Having a learning disability can be a life of stares and strange looks - let's change that
For someone with a learning disability like me, public attitudes are really important. Knowing that when you leave home you may be stared at and avoided can be the difference between leaving the house or not.
My name is Vijay, I'm 28 and I have a learning disability. When I'm out in public, I can get very concerned. It can be worrying. A lot of the time when I go out in public, I can get very nervous about how the people on the street are going to react to me. You can never tell what people are thinking.
Mencap released some research today showing what the public think about learning disability. It showed the public are supportive of learning disability, but some bad attitudes are still out there. It found that 6% of people said they would feel uncomfortable using the same swimming pool as someone with a severe learning disability.
I used to be a Young Ambassador for Mencap and through that I heard a lot of stories about the negative things that people with a learning disability have experienced, because of attitudes from the public. This includes hate crime. Earlier this year, there was a story in the news about a man who had autism, who was attacked in the street, because of his disability. When you hear stories like this, it is not a surprise that people are nervous about going out.
But we have a chance to change this. Mencap has launched it's Here I Am campaign today to completely change how we think about learning disability. Most people don't know much about learning disability and are nervous if they have to talk or sit next to someone with a learning disability. I can understand that, but it's why it's so important there are more people with a learning disability on TV and in magazines. We need the public to see and understand we're not so different.

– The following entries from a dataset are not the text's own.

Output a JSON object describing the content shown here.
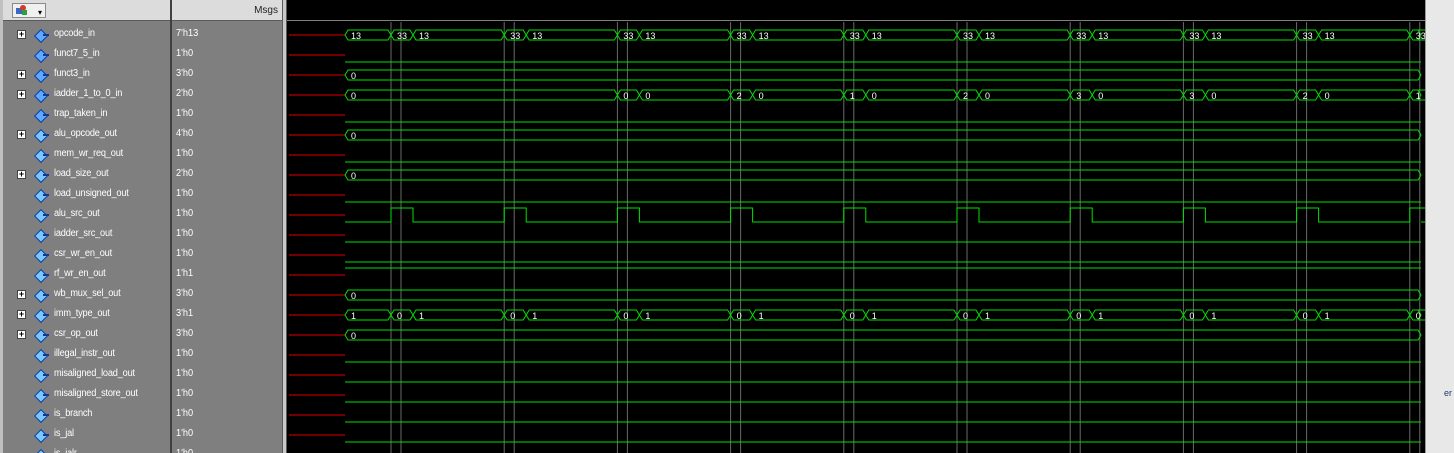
{
  "header": {
    "msgs_label": "Msgs"
  },
  "rows": [
    {
      "name": "opcode_in",
      "value": "7'h13",
      "bus": true,
      "dir": "in"
    },
    {
      "name": "funct7_5_in",
      "value": "1'h0",
      "bus": false,
      "dir": "in"
    },
    {
      "name": "funct3_in",
      "value": "3'h0",
      "bus": true,
      "dir": "in"
    },
    {
      "name": "iadder_1_to_0_in",
      "value": "2'h0",
      "bus": true,
      "dir": "in"
    },
    {
      "name": "trap_taken_in",
      "value": "1'h0",
      "bus": false,
      "dir": "in"
    },
    {
      "name": "alu_opcode_out",
      "value": "4'h0",
      "bus": true,
      "dir": "out"
    },
    {
      "name": "mem_wr_req_out",
      "value": "1'h0",
      "bus": false,
      "dir": "out"
    },
    {
      "name": "load_size_out",
      "value": "2'h0",
      "bus": true,
      "dir": "out"
    },
    {
      "name": "load_unsigned_out",
      "value": "1'h0",
      "bus": false,
      "dir": "out"
    },
    {
      "name": "alu_src_out",
      "value": "1'h0",
      "bus": false,
      "dir": "out"
    },
    {
      "name": "iadder_src_out",
      "value": "1'h0",
      "bus": false,
      "dir": "out"
    },
    {
      "name": "csr_wr_en_out",
      "value": "1'h0",
      "bus": false,
      "dir": "out"
    },
    {
      "name": "rf_wr_en_out",
      "value": "1'h1",
      "bus": false,
      "dir": "out"
    },
    {
      "name": "wb_mux_sel_out",
      "value": "3'h0",
      "bus": true,
      "dir": "out"
    },
    {
      "name": "imm_type_out",
      "value": "3'h1",
      "bus": true,
      "dir": "out"
    },
    {
      "name": "csr_op_out",
      "value": "3'h0",
      "bus": true,
      "dir": "out"
    },
    {
      "name": "illegal_instr_out",
      "value": "1'h0",
      "bus": false,
      "dir": "out"
    },
    {
      "name": "misaligned_load_out",
      "value": "1'h0",
      "bus": false,
      "dir": "out"
    },
    {
      "name": "misaligned_store_out",
      "value": "1'h0",
      "bus": false,
      "dir": "out"
    },
    {
      "name": "is_branch",
      "value": "1'h0",
      "bus": false,
      "dir": "out"
    },
    {
      "name": "is_jal",
      "value": "1'h0",
      "bus": false,
      "dir": "out"
    },
    {
      "name": "is_jalr",
      "value": "1'h0",
      "bus": false,
      "dir": "out"
    }
  ],
  "waves": {
    "periods": 10,
    "opcode_in": {
      "base": "13",
      "pulse": "33"
    },
    "iadder_1_to_0_in": {
      "base": "0",
      "pulse_values": [
        "0",
        "2",
        "1",
        "2",
        "3",
        "3",
        "2",
        "1"
      ]
    },
    "imm_type_out": {
      "base": "1",
      "pulse": "0"
    },
    "const_labels": {
      "funct3_in": "0",
      "alu_opcode_out": "0",
      "load_size_out": "0",
      "wb_mux_sel_out": "0",
      "csr_op_out": "0"
    }
  },
  "colors": {
    "wave": "#00e000",
    "bg": "#000000",
    "grid": "#6a6a6a",
    "undriven": "#e00000",
    "text": "#ffffff"
  },
  "right_strip_text": "er"
}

It's great to hear that on the whole the public support people like me. But there's still lot that needs to change and a lot of bad things happening. For me, travelling on public transport can be really nerve wracking - you have to use public transport to get anywhere nowadays. Quite often though whenever I get on a tube or a train, I get looks from strangers and that can get very uncomfortable because I don't know why they're looking at me. But, unfortunately, you can't avoid them.

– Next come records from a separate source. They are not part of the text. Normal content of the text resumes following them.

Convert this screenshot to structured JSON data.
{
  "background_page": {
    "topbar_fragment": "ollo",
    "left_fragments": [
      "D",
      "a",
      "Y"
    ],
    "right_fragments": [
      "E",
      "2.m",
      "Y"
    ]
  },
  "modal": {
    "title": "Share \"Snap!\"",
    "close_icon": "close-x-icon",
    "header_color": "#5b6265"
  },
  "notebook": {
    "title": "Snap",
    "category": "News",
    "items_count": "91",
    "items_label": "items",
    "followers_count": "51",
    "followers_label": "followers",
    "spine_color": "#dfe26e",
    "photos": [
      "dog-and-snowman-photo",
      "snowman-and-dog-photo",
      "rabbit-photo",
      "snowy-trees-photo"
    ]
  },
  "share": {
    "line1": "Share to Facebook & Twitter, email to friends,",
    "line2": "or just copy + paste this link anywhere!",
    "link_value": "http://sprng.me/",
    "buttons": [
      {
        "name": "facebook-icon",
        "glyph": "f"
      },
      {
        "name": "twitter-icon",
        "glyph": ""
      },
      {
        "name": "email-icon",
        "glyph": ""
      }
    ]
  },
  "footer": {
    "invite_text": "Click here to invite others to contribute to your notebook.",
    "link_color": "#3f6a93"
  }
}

Earlier this year, Mencap found that a third of young people with a learning disability spend less than 1 hour outside their homes on a Saturday. This is often because they are too worried to leave their homes because they were worried about being bullied or being laughed at.
I like being out of the house and being active so I try not to let what other people think stop me from going out. It gives me some activities to do and stops me being stuck in the house, which can get really boring. I always think that there's no point in letting other people's attitudes stop you from doing what you want. I still want to be able to get out and do things when I have the opportunity to, like meeting friends or playing football, which I love doing.
But unfortunately, this isn't the case for everyone. Almost half of young people with a learning disability said that they would like to spend more time outside their house and almost 20% feel alone and cut off from other people.
The public should try and understand the positives of someone with a learning disability, like find out that a person with a learning disability is able to do things by themselves. People with a learning disability want to learn, they want to understand, they want to work and they want to live by themselves and become independent.
Going out, seeing friends, socialising, playing sports, these are all things that people take for granted. People with a learning disability are no different and want to do all of these things as well. It's not fair that so many feel scared about leaving the house, meaning that they become more and more isolated from society.
Today you may see someone with a learning disability on posters, TV adverts on in newspapers and magazines. I hope this is our chance for the public to really understand what a learning disability is, that we're not defined by our disability and for us to have a real voice in society.